**Records for processing:**
+-------+
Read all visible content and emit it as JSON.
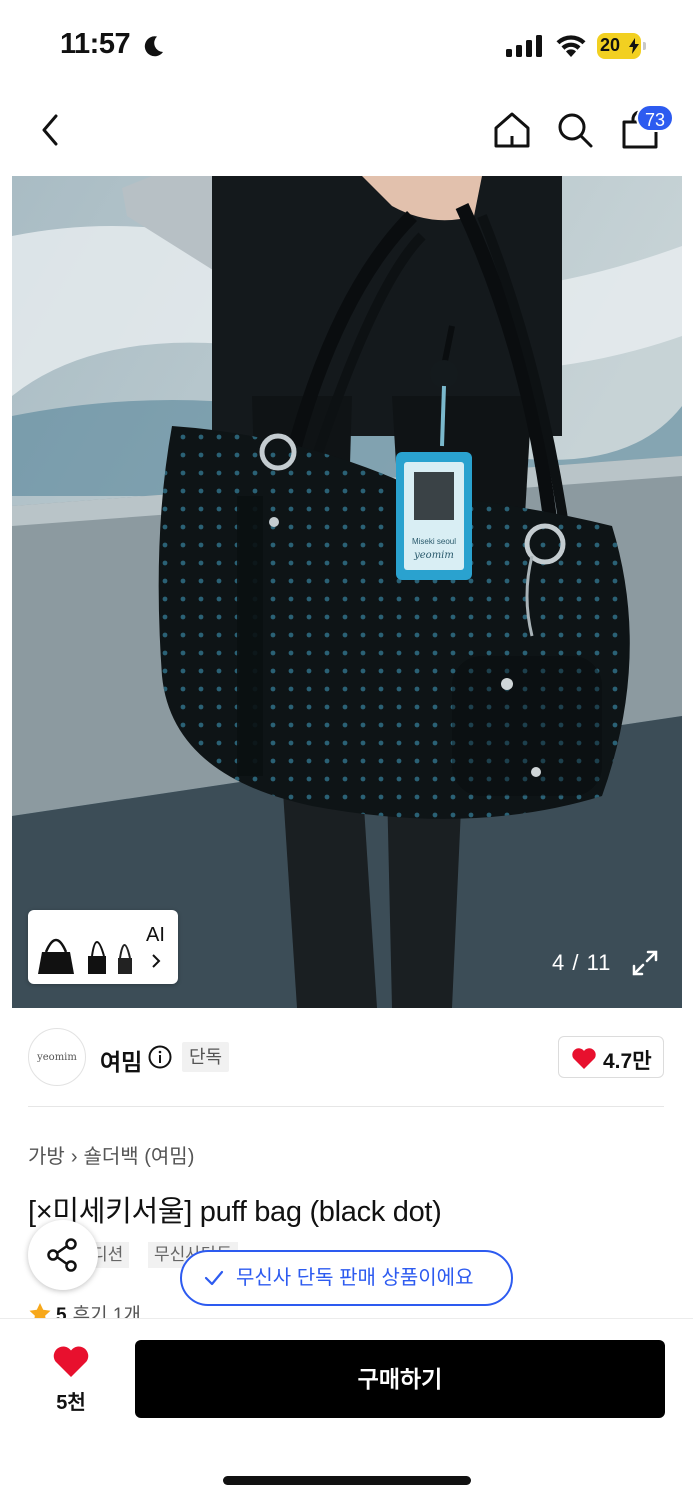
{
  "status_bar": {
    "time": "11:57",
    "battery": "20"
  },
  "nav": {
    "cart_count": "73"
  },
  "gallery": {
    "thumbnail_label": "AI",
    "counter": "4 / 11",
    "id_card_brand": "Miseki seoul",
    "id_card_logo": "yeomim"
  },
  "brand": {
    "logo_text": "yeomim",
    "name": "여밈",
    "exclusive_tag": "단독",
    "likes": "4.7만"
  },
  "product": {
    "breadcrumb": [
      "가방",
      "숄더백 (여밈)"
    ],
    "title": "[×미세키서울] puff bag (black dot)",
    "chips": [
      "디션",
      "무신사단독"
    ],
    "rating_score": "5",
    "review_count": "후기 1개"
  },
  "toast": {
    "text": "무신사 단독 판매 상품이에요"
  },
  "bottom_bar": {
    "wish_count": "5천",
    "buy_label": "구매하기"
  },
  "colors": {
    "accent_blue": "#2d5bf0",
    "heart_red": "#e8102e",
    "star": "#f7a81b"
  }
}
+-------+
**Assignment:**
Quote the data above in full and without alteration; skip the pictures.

**Solution below:**
Read all visible content and emit it as JSON.
{
  "status_bar": {
    "time": "11:57",
    "battery": "20"
  },
  "nav": {
    "cart_count": "73"
  },
  "gallery": {
    "thumbnail_label": "AI",
    "counter": "4 / 11",
    "id_card_brand": "Miseki seoul",
    "id_card_logo": "yeomim"
  },
  "brand": {
    "logo_text": "yeomim",
    "name": "여밈",
    "exclusive_tag": "단독",
    "likes": "4.7만"
  },
  "product": {
    "breadcrumb": [
      "가방",
      "숄더백 (여밈)"
    ],
    "title": "[×미세키서울] puff bag (black dot)",
    "chips": [
      "디션",
      "무신사단독"
    ],
    "rating_score": "5",
    "review_count": "후기 1개"
  },
  "toast": {
    "text": "무신사 단독 판매 상품이에요"
  },
  "bottom_bar": {
    "wish_count": "5천",
    "buy_label": "구매하기"
  },
  "colors": {
    "accent_blue": "#2d5bf0",
    "heart_red": "#e8102e",
    "star": "#f7a81b"
  }
}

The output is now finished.